§ WHAT THE TASK REQUIRES:
Report, in full, each line of the material below in which the string "title" occurs.
/---
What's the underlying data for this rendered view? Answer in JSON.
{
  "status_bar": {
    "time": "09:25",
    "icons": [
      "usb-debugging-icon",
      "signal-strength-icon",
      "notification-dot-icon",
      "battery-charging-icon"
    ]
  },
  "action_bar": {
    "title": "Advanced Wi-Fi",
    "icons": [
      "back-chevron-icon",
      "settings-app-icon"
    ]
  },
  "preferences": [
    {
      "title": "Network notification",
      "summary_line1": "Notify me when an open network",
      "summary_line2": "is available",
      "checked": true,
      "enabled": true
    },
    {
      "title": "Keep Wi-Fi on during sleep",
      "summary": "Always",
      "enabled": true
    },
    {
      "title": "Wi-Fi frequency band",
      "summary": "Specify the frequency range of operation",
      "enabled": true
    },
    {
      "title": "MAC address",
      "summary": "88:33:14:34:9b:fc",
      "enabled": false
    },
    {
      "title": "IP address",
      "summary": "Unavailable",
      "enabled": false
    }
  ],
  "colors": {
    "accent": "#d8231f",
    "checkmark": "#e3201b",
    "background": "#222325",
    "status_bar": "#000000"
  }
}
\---
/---
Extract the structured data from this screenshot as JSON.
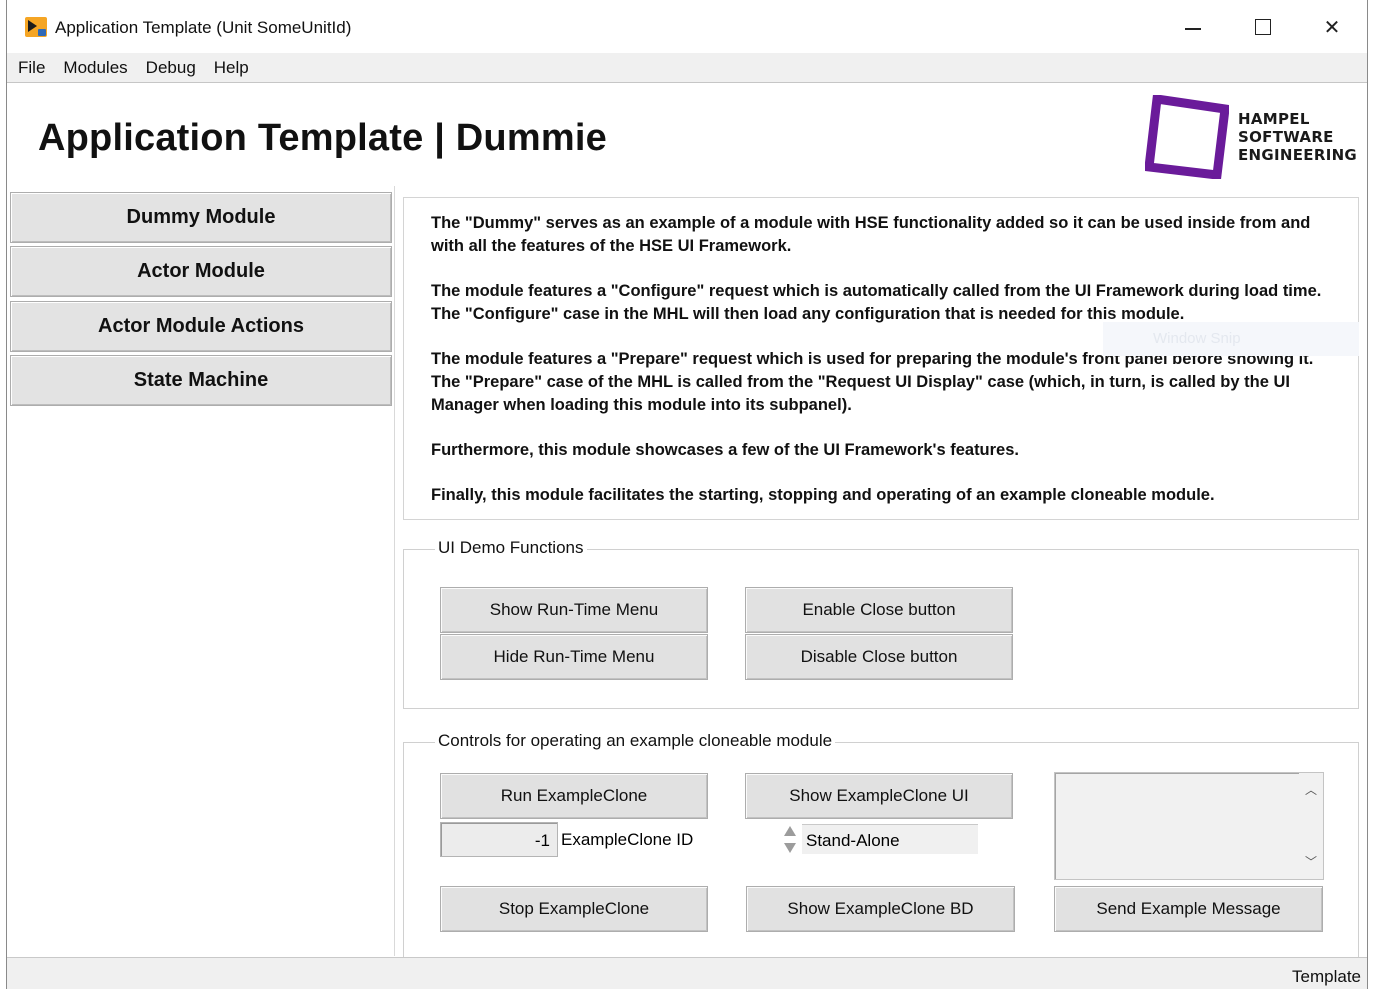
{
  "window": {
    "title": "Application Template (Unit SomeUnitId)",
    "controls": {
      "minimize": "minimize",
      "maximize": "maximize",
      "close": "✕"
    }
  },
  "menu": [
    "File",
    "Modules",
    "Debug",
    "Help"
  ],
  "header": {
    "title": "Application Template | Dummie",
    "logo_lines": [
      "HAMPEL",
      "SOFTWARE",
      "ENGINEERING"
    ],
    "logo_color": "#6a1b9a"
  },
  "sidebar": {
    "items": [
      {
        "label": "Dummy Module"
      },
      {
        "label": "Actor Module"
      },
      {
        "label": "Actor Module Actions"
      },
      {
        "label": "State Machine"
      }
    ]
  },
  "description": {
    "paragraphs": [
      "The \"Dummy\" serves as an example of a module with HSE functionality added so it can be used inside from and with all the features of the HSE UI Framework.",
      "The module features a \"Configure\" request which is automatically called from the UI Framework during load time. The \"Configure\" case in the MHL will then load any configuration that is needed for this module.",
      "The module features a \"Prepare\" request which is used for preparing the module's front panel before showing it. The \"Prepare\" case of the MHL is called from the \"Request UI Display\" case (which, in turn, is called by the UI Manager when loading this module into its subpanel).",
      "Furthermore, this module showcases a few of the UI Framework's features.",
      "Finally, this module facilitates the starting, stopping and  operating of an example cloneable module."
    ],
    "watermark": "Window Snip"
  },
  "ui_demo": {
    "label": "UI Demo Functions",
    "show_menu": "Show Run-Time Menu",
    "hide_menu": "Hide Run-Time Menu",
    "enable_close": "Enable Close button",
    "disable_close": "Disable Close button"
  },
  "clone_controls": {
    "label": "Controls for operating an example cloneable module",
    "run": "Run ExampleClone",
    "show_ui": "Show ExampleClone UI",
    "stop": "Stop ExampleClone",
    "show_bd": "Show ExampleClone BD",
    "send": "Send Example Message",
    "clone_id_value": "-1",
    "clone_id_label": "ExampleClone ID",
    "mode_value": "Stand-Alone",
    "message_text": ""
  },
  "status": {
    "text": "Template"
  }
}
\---
§ TASK ANSWER:
    "title": "Advanced Wi-Fi",
      "title": "Network notification",
      "title": "Keep Wi-Fi on during sleep",
      "title": "Wi-Fi frequency band",
      "title": "MAC address",
      "title": "IP address",
    "title": "Application Template (Unit SomeUnitId)",
    "title": "Application Template | Dummie",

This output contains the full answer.